How does copyright differ between countries?
Different countries have different copyright laws.
However, there are several international agreements that provide standards, including the first international agreement, known as the Berne Convention for the Protection of Literary and Artistic Works, which was first established in 1886 and set the tone for all later international agreements on copyright and related rights. This convention was last amended in 1971.
The Berne Convention sets out minimum standards of national copyright legislation (e.g. automatic copyright protection) in that each signatory country agrees to certain basic rules that their national laws must contain. Signatories should give citizens of other signatory countries the same rights of copyright that the convention gives to a country’s own citizens.
The World Intellectual Property Organization (WIPO) governs copyright and other intellectual property rights. Countries seeking membership of the World Trade Organization must also sign the Berne Convention.
The following countries in Africa are part of the Berne Convention:
Algeria, Botswana, Burkina Faso, Cameroon, Central African Republic, Chad, Comoros, Congo, Cote d’Ivoire, Democratic Republic of Congo, Egypt, Gabon, Gambia, Ghana, Guinea, Guinea-Bissau, Kenya, Lesotho, Liberia, Libya, Madagascar, Malawi, Mauritius, Morocco, Namibia, Niger, Nigeria, Rwanda, Senegal, South Africa, Sudan, Swaziland, Tanzania, Togo, Tunisia, Zambia and Zimbabwe.
Ratifications of the Convention (blue), Own work. Derived from File:Berne Convention.png by Conscious, released under GFDL/CC-BY-SA-3.0. Map derived from BlankMap-World6.svg by Canuckguy, released under PD-self.

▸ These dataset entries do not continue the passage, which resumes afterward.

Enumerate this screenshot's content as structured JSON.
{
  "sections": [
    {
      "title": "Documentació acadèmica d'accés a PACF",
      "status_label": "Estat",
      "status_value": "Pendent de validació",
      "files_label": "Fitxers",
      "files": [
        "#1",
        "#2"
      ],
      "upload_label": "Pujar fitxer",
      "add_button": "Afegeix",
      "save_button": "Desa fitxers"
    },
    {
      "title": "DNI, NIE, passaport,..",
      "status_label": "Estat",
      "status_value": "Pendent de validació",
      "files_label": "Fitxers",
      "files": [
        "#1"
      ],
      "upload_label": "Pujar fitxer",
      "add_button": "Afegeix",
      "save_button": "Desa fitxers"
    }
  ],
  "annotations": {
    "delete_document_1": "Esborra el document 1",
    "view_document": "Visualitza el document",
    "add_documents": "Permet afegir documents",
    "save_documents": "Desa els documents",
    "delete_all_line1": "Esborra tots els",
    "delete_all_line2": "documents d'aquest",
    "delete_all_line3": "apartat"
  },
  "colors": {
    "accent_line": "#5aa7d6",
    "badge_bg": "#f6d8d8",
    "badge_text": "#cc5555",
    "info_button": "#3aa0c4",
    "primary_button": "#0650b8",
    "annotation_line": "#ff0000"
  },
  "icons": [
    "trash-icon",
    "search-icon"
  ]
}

Other countries in Africa have developed their own copyright laws, which may or may not include the same set of minimum standards as those dictated in the Berne Convention.

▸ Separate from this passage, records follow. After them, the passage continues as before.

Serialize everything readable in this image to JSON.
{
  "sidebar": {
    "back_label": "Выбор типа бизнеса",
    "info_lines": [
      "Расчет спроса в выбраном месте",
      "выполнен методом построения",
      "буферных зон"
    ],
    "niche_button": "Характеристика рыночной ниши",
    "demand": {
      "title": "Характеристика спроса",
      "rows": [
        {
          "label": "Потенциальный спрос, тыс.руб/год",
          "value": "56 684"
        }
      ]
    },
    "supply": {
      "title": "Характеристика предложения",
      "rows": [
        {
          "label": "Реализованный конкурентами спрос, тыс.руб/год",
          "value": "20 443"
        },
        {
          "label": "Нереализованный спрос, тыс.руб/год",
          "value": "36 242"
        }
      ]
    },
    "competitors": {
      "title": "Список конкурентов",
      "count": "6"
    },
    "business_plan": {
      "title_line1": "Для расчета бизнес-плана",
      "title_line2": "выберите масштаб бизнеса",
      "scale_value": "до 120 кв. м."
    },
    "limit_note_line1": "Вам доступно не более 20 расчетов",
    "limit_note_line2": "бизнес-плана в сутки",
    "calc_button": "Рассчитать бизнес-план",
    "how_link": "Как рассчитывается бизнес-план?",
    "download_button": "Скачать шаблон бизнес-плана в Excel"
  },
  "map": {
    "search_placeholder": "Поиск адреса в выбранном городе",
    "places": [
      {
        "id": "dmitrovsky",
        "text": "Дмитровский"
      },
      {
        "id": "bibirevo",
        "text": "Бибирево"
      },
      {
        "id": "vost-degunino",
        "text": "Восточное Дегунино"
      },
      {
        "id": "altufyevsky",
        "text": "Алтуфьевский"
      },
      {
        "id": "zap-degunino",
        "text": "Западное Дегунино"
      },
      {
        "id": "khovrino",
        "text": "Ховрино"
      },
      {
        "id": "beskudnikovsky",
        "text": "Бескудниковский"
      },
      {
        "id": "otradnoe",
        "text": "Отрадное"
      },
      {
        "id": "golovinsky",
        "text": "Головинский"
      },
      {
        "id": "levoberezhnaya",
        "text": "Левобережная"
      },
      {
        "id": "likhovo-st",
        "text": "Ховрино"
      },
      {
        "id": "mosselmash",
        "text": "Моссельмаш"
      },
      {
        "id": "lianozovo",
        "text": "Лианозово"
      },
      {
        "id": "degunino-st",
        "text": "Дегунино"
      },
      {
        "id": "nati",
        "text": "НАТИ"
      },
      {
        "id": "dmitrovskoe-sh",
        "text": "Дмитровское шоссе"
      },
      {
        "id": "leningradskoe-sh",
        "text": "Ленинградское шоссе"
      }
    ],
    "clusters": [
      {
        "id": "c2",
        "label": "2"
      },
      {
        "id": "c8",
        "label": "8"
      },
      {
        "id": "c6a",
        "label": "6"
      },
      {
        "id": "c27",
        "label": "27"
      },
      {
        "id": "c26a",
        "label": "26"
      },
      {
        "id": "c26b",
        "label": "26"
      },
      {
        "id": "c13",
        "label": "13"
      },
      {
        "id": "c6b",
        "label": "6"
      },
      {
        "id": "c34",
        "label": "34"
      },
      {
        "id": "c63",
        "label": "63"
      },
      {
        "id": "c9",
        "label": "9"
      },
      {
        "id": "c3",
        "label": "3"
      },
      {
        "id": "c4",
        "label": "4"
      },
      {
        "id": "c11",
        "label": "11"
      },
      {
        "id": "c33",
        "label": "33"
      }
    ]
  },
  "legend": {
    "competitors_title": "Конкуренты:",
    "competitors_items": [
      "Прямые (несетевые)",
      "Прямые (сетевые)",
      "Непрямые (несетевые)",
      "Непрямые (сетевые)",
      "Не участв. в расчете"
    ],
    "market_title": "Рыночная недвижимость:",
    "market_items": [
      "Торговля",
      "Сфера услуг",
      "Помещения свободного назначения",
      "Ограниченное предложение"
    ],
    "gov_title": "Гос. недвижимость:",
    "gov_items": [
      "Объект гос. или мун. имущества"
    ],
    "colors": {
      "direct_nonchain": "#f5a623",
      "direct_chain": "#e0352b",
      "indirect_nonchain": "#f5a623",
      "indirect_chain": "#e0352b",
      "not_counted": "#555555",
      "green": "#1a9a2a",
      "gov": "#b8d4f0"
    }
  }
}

How long does copyright last?
Copyright duration differs between countries, lasting between 50 and 100 years after the author’s death, or for a shorter period for anonymous or corporate authorship. Thereafter, the copyrights of a work expire and the work becomes part of what is known as the ‘public domain’.

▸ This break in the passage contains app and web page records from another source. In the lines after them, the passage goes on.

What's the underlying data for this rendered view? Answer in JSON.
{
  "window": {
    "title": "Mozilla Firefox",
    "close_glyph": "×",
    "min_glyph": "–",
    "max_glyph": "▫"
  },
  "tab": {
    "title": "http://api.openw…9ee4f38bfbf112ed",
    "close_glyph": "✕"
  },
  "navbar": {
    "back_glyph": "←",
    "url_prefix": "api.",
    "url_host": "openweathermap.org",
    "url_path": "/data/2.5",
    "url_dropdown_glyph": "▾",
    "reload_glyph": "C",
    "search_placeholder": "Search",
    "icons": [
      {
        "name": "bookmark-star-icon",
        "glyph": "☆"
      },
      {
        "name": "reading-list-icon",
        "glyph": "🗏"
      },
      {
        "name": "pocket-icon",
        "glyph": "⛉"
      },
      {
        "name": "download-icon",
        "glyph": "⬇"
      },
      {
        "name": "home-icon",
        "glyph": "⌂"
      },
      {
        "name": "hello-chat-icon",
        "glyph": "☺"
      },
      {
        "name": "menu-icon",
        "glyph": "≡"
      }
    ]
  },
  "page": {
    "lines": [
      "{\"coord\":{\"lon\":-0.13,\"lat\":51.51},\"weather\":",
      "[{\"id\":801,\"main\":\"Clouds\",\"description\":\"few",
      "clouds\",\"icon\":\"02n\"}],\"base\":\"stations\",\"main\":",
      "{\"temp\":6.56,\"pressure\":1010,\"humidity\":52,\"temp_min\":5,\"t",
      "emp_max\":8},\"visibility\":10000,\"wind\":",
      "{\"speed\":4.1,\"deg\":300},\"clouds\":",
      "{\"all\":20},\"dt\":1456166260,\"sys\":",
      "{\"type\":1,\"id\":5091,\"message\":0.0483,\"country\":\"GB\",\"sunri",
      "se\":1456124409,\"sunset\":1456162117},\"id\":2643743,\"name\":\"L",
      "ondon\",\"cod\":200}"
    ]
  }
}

In the public domain, works are not copyrighted and are therefore freely available. Works that are in the public domain can be accessed and used freely and for any purpose – e.g. printed, copied, displayed, distributed, performed, modified or sold – without a licence.